Maybe more curved crosshatching? And a whole bunch of secondary 'ghost' petals to enhance the dahlia effect?

Clearly, I need more coffee to get me going.

Happy Quilting!

Sunday, January 29, 2012

I Love To Quilt

Boy oh boy do I love to quilt. Love, love, love it. I love the peace and quiet in my studio, the way that time becomes meaningless as I work on my art, the excitment that I feel when it becomes clear that a design is really going to work. I really love it when the stabilization work is finished and I can start doing the filler work that makes my design pop, because then I can not only see the design with my eyes, I can feel it when I run my hands across it.

This week I've been working on the second of the two quilts for my next DVD. This is the one with the border design I was struggling with last week. As you can see, I came up with a completely new design which works *much* better for this quilt. It's far from finished (I just finished the stabilization work), and will require at least three more days of heavy quilting, but at least you can get an idea of the direction in which I've chosen to go.



I will definitely use the curved crosshatching design I drew out last week, just not on this quilt. It was too elaborate and ornate for this simple 1930's quilt and would have been completely overpowering. However, I believe that it will go perfectly with the Chimney Swallows quilt that I'm going to make and donate to the Riley Blake Challenge Auction at HMQS. That will be the next quilt you'll be reading about, as I plan to document it's design, construction, and quilting processes here on this blog. I promise to try really hard not to swear as I am paper piecing it. (mutter, mutter, mutter)

PS Go back to the photo and check out the Dresden Plates. I quilted them in much the same way as a Giant Dahlia is pieced. Cool, eh? You wouldn't believe the crazy cool texture it gives!

Saturday, January 21, 2012

Stumped.

Wow, it's been a long time since Ive posted! Sorry about that. Houston was the last show in a very long string of shows for me and when I came home I just sort of collapsed into an exhausted puddle. Then came the holidays and you know what happens to people when it's the holidays. I feel like such a Scrooge for saying this but, somewhere along the way, Christmas sure did turn into an awful lot of work. What's up with that?

Anyway.

I'm back to quilting like a madwoman. I'm currently working on the second of two quilts that will be featured in my upcoming DVD 'Bordering On Lunacy For Beginners' which will, as the title would suggest, cover the subject of borders for beginners. The first quilt for this DVD was my Avatar-inspired quilt 'The Last Shadow' and this new quilt will complete the lineup.

If it ever gets finished, that is.

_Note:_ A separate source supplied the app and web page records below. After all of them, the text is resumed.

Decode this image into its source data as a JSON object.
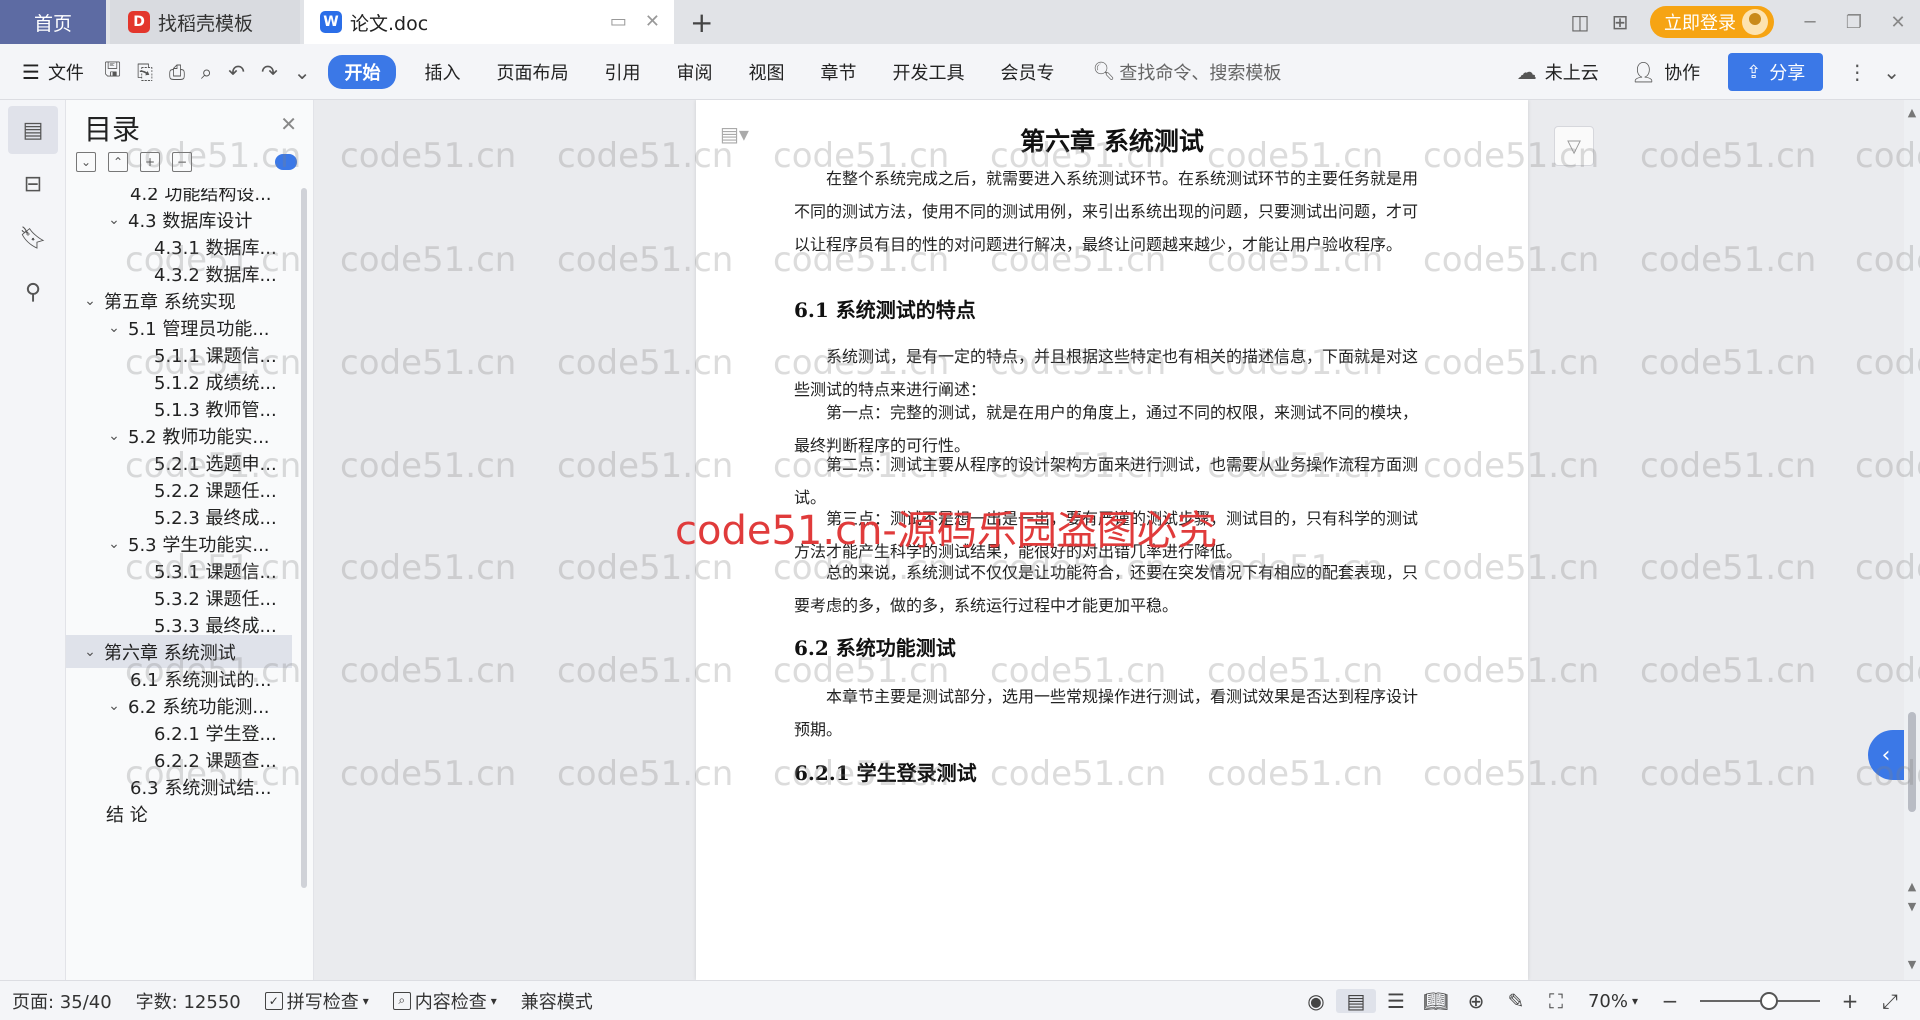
{
  "tabs": {
    "home": "首页",
    "template": "找稻壳模板",
    "doc": "论文.doc"
  },
  "titlebar": {
    "login": "立即登录"
  },
  "ribbon": {
    "file": "文件",
    "tabs": [
      "开始",
      "插入",
      "页面布局",
      "引用",
      "审阅",
      "视图",
      "章节",
      "开发工具",
      "会员专"
    ],
    "search_placeholder": "查找命令、搜索模板",
    "cloud": "未上云",
    "collab": "协作",
    "share": "分享"
  },
  "toc": {
    "title": "目录",
    "items": [
      {
        "label": "4.2 功能结构设...",
        "level": 2,
        "chev": false
      },
      {
        "label": "4.3 数据库设计",
        "level": 2,
        "chev": true
      },
      {
        "label": "4.3.1 数据库...",
        "level": 3,
        "chev": false
      },
      {
        "label": "4.3.2 数据库...",
        "level": 3,
        "chev": false
      },
      {
        "label": "第五章 系统实现",
        "level": 1,
        "chev": true
      },
      {
        "label": "5.1 管理员功能...",
        "level": 2,
        "chev": true
      },
      {
        "label": "5.1.1 课题信...",
        "level": 3,
        "chev": false
      },
      {
        "label": "5.1.2 成绩统...",
        "level": 3,
        "chev": false
      },
      {
        "label": "5.1.3 教师管...",
        "level": 3,
        "chev": false
      },
      {
        "label": "5.2 教师功能实...",
        "level": 2,
        "chev": true
      },
      {
        "label": "5.2.1 选题申...",
        "level": 3,
        "chev": false
      },
      {
        "label": "5.2.2 课题任...",
        "level": 3,
        "chev": false
      },
      {
        "label": "5.2.3 最终成...",
        "level": 3,
        "chev": false
      },
      {
        "label": "5.3 学生功能实...",
        "level": 2,
        "chev": true
      },
      {
        "label": "5.3.1 课题信...",
        "level": 3,
        "chev": false
      },
      {
        "label": "5.3.2 课题任...",
        "level": 3,
        "chev": false
      },
      {
        "label": "5.3.3 最终成...",
        "level": 3,
        "chev": false
      },
      {
        "label": "第六章 系统测试",
        "level": 1,
        "chev": true,
        "selected": true
      },
      {
        "label": "6.1 系统测试的...",
        "level": 2,
        "chev": false
      },
      {
        "label": "6.2 系统功能测...",
        "level": 2,
        "chev": true
      },
      {
        "label": "6.2.1 学生登...",
        "level": 3,
        "chev": false
      },
      {
        "label": "6.2.2 课题查...",
        "level": 3,
        "chev": false
      },
      {
        "label": "6.3 系统测试结...",
        "level": 2,
        "chev": false
      },
      {
        "label": "结 论",
        "level": 1,
        "chev": false
      }
    ]
  },
  "document": {
    "chapter_title": "第六章 系统测试",
    "intro": "在整个系统完成之后，就需要进入系统测试环节。在系统测试环节的主要任务就是用不同的测试方法，使用不同的测试用例，来引出系统出现的问题，只要测试出问题，才可以让程序员有目的性的对问题进行解决，最终让问题越来越少，才能让用户验收程序。",
    "h_61": "6.1 系统测试的特点",
    "p_61_1": "系统测试，是有一定的特点，并且根据这些特定也有相关的描述信息，下面就是对这些测试的特点来进行阐述：",
    "p_61_2": "第一点：完整的测试，就是在用户的角度上，通过不同的权限，来测试不同的模块，最终判断程序的可行性。",
    "p_61_3": "第二点：测试主要从程序的设计架构方面来进行测试，也需要从业务操作流程方面测试。",
    "p_61_4": "第三点：测试不是想一出是一出，要有严谨的测试步骤，测试目的，只有科学的测试方法才能产生科学的测试结果，能很好的对出错几率进行降低。",
    "p_61_5": "总的来说，系统测试不仅仅是让功能符合，还要在突发情况下有相应的配套表现，只要考虑的多，做的多，系统运行过程中才能更加平稳。",
    "h_62": "6.2 系统功能测试",
    "p_62": "本章节主要是测试部分，选用一些常规操作进行测试，看测试效果是否达到程序设计预期。",
    "h_621": "6.2.1 学生登录测试"
  },
  "watermark": {
    "text": "code51.cn",
    "center": "code51.cn-源码乐园盗图必究"
  },
  "status": {
    "page": "页面: 35/40",
    "words": "字数: 12550",
    "spell": "拼写检查",
    "content": "内容检查",
    "compat": "兼容模式",
    "zoom": "70%"
  }
}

In two weeks, I'll be flying out to Salt Lake City to do my filming for Season 3 of Quilt It! and I was really hoping to be able to bring this quilt along to use as my backdrop. However, I have run into a big problem. I'm stumped. The border design which looked so perfect in my head is not turning out well at all. Sometimes that happens; designs that appear to be perfect inside the confines of your imagination have an ugly way of turning all crispy and shrively when exposed to things like air and light and seam allowances, but usually I'm able to bulldoze my way through those issues. This time, though, I'm hitting a wall. For the past four days, I've been doing nothing but drawing, drawing, drawing to try to get things to work out but I am just not feelin' the love.

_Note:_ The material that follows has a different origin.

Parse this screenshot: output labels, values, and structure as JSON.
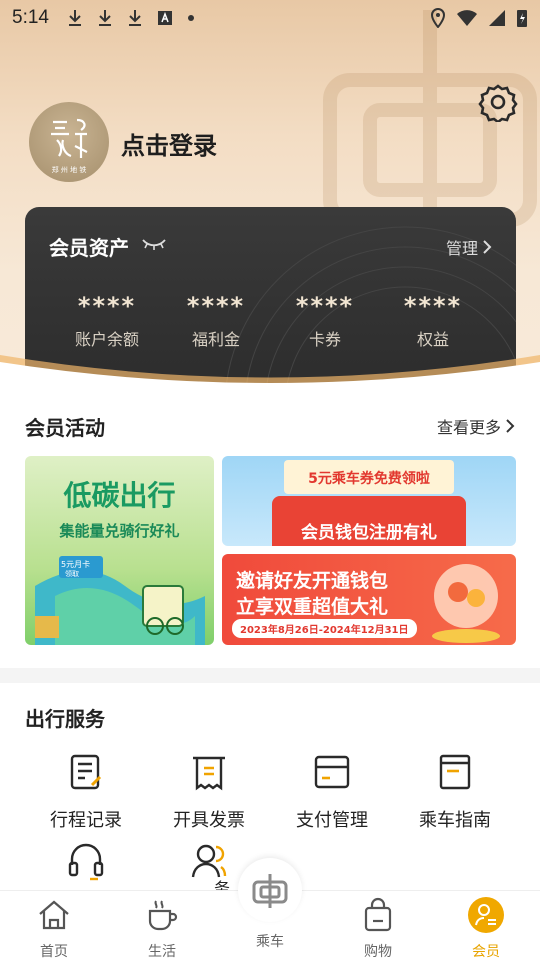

This is just way too much curved crosshatching. I'm telling you, I have redrawn that stupid corner 6 times and it is not working. When will I ever learn that if I redraw the same thing more than a couple of times and it still isn't working that maybe it's time to give up and try a new design??? I tell this to my students all of the time but apparently I am not so good with that whole practice what I preach concept.

I'm going to brew another cup of coffee and sit down to redraw. Again. And this time, I'm going to put feathers in the curving diamond shapes instead of curved crosshatching. I'd hoped to avoid using feathers on this quilt lest people begin to think that's all I know how to do, but really, the quilt is screaming for feathers and it's high time I start listening to the quilt.